Response to Commentaries on Who's the Bigot?
25 Pages Posted: 4 Mar 2020
Date Written: March 1, 2020
This Essay responds to insightful commentaries by legal scholars Melissa Murray, Douglas NeJaime, Imer Flores, and James Fleming, philosopher John Corvino, and political theorist Sonu Bedi on my book, Who’s the Bigot? Learning from Conflicts over Marriage and Civil Rights Law (Oxford University Press, 2020). The book argues that charges, denials, and countercharges of bigotry are frequent in the United States. Bigotry is a fraught and contested term, evident from the rejoinder that calling out bigotry is political correctness. That is so even though renouncing—and denouncing—bigotry in all its forms is a shared (although imperfectly realized) political value with a long history; preventing bigotry has engaged the efforts of civil rights activists, religious leaders, social scientists, politicians, lawyers, judges, and ordinary citizens. People disagree, however, over who is a bigot and what makes a belief, attitude, or action bigoted. My book argues that the rhetoric of bigotry poses puzzles that urgently demand attention: can a sincere religious belief or one rooted in conscience be bigoted? Is “the bigot” a distinct type of personality, or is everyone a bit bigoted? Is “bigotry” simply the term society gives to repudiated beliefs that now are beyond the pale? What does it mean to brand someone as a bigot? To illuminate such puzzles, the book investigates past and present controversies over interfaith, interracial, and same-sex marriage, desegregation, and the landmark Civil Rights Act of 1964, as well as ongoing conflicts between religious liberty and state antidiscrimination laws protecting LGBTQ persons. Such conflicts reveal that bigotry has both a backward- and forward-looking dimension: we learn bigotry’s meaning by looking to the past. Even so, people disagree about the lessons bigotry teaches for making new judgments about forms of bigotry and coming to new understandings of injustice and justice. This Essay sketches some further implications of my book’s central arguments, spurred by observations made in the six commentaries.

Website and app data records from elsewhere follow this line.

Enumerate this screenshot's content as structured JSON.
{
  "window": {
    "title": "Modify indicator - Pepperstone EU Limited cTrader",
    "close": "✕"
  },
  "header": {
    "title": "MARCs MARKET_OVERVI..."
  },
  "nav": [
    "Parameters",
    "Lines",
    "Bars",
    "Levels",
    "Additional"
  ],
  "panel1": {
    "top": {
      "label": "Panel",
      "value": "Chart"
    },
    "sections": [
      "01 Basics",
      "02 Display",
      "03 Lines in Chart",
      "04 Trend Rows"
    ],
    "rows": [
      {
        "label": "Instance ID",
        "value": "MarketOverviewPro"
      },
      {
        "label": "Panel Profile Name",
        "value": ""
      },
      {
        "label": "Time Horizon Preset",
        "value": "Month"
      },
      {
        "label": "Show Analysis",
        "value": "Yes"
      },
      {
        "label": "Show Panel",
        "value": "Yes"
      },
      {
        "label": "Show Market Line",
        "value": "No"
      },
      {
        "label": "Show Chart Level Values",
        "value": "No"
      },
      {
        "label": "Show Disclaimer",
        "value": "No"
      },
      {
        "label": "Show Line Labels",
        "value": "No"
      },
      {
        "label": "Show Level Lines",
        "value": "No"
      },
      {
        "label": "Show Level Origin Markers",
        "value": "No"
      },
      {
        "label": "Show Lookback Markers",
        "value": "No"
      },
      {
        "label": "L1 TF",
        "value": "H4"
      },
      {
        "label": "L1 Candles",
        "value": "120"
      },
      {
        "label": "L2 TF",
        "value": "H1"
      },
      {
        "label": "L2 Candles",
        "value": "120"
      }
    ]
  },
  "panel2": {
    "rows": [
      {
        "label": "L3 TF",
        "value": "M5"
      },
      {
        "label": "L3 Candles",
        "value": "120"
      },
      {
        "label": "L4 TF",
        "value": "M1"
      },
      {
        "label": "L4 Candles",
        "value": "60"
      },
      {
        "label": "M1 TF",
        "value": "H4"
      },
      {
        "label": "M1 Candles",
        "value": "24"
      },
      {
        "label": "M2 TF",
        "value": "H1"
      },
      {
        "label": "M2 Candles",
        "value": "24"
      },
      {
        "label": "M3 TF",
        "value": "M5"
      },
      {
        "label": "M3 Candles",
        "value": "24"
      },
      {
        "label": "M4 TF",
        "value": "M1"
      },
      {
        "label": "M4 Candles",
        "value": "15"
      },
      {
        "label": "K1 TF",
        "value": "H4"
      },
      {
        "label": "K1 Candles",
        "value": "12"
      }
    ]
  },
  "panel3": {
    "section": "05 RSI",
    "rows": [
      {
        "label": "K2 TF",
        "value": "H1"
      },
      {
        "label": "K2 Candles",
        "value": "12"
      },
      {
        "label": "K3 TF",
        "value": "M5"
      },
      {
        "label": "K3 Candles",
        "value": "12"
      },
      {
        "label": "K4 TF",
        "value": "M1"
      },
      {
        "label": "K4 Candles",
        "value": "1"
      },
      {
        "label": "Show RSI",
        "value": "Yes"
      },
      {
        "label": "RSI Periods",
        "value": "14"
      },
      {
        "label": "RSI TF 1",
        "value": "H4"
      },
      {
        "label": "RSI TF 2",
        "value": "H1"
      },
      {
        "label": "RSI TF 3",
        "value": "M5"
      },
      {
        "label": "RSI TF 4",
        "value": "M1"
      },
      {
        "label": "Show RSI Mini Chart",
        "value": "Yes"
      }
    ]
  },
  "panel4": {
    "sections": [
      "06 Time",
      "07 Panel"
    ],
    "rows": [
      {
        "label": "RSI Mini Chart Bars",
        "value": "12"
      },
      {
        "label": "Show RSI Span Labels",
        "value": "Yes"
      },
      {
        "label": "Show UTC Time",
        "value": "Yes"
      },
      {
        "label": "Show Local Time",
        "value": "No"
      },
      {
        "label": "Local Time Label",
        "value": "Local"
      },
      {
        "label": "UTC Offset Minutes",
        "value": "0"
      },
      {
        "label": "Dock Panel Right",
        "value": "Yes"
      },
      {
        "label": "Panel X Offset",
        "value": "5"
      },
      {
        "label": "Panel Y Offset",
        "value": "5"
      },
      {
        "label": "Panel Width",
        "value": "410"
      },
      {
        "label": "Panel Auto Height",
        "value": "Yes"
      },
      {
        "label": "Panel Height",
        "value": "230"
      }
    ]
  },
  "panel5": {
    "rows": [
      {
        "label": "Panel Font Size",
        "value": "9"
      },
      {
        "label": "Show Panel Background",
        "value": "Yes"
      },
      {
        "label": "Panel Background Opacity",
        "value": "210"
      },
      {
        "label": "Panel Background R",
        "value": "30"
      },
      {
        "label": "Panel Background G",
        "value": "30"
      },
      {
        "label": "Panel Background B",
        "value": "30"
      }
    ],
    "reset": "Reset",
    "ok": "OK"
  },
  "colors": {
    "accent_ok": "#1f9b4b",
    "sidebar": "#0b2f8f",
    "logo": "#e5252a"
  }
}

Keywords: bigotry, civility, LGBTQ rights, Donald J. Trump, Harper Lee, Masterpiece Cakeshop v. Colorado Civil Rights Commission, Obergefell v. Hodges, Justice Kennedy, racism, sexism, public accommodations law
Suggested Citation: Suggested Citation